> _Requirement_
Within the records below, find each line with the word "structured" and copy it out.

Stored entries
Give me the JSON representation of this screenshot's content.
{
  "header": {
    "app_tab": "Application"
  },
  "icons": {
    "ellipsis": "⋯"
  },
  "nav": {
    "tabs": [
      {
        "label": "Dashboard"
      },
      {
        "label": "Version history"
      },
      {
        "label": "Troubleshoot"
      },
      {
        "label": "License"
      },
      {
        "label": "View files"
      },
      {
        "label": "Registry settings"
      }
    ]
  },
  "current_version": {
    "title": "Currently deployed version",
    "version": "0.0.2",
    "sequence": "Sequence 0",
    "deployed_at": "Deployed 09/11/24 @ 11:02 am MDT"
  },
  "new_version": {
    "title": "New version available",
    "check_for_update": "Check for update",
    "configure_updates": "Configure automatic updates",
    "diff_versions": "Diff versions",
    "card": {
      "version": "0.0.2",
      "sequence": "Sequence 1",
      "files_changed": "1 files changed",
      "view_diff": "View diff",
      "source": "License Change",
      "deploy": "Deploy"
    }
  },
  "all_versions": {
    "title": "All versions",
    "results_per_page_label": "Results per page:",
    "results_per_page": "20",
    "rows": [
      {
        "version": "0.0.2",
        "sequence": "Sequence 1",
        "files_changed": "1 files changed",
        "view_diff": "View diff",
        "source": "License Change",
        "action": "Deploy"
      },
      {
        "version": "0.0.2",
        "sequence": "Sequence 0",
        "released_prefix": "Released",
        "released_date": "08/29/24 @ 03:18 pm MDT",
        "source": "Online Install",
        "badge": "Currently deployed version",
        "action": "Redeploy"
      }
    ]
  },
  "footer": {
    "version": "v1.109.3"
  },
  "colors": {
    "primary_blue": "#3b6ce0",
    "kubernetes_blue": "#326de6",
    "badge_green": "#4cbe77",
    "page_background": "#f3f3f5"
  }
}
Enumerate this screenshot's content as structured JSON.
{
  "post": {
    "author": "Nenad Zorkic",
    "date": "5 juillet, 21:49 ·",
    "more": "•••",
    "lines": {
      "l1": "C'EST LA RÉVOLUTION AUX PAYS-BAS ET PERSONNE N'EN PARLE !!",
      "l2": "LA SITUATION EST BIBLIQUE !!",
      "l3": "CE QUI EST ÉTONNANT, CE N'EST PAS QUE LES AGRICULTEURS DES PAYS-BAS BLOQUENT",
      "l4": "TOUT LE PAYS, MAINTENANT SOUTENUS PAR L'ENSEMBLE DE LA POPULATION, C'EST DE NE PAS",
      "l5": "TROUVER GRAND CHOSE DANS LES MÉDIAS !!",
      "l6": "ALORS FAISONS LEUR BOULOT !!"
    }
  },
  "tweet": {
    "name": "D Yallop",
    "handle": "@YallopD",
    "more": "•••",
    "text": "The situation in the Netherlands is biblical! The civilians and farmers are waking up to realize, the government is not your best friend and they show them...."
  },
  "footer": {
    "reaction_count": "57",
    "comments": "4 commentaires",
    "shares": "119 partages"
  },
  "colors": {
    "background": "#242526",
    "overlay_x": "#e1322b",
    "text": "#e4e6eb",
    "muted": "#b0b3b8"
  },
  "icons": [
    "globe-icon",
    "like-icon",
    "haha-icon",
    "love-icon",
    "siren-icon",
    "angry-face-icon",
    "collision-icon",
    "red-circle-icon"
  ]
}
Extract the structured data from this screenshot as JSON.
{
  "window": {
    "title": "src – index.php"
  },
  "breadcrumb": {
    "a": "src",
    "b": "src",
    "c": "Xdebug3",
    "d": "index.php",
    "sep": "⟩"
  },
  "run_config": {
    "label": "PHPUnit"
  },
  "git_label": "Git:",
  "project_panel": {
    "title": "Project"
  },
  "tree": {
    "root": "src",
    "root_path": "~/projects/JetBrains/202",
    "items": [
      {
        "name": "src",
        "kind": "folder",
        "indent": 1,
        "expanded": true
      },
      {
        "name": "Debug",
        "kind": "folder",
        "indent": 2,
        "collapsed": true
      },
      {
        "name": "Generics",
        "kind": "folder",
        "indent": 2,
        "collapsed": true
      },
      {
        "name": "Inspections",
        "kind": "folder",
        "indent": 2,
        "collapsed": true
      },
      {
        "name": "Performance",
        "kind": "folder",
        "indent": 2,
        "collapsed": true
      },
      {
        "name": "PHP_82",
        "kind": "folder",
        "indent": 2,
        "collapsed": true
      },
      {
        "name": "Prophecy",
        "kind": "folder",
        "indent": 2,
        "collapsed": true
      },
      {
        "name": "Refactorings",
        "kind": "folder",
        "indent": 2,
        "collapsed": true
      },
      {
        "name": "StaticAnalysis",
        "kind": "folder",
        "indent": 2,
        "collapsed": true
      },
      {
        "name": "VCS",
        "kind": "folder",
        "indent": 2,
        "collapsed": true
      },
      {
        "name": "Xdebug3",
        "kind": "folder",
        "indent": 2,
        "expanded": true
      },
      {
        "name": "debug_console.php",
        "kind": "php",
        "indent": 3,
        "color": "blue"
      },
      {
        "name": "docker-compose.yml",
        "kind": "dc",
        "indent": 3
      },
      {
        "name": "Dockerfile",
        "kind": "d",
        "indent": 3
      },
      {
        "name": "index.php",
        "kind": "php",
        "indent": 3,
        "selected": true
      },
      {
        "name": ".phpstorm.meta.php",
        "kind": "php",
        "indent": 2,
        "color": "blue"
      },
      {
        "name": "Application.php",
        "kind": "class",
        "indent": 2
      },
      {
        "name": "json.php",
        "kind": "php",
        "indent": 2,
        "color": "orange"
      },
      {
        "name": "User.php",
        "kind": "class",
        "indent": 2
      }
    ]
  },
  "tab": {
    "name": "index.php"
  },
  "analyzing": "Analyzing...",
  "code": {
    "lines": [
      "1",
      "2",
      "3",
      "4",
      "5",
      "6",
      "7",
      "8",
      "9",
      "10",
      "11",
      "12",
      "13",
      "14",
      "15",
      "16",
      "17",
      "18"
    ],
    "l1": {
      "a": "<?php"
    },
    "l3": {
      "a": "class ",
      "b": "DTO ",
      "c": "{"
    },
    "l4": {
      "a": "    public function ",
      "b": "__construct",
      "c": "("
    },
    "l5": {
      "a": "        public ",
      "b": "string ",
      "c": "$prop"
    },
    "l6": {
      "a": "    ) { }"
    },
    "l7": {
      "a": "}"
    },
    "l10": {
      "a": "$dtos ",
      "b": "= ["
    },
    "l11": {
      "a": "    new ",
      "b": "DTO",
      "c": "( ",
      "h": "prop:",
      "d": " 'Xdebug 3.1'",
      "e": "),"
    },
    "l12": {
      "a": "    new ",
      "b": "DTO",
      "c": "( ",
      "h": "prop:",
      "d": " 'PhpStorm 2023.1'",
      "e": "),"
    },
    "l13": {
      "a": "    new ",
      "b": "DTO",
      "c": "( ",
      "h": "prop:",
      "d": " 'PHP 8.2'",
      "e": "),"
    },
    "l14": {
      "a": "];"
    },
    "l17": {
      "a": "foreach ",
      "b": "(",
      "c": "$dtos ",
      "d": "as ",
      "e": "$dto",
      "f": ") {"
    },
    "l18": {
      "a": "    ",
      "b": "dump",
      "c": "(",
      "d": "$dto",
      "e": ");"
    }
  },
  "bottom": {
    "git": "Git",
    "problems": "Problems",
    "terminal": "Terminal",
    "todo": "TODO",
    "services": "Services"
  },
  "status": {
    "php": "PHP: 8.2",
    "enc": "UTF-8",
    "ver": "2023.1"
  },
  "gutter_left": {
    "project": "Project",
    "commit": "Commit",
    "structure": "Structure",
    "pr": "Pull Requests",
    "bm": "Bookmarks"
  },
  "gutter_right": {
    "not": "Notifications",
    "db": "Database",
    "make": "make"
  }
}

> _Finished task_
Enumerate this screenshot's content as structured JSON.
Extract the structured data from this screenshot as JSON.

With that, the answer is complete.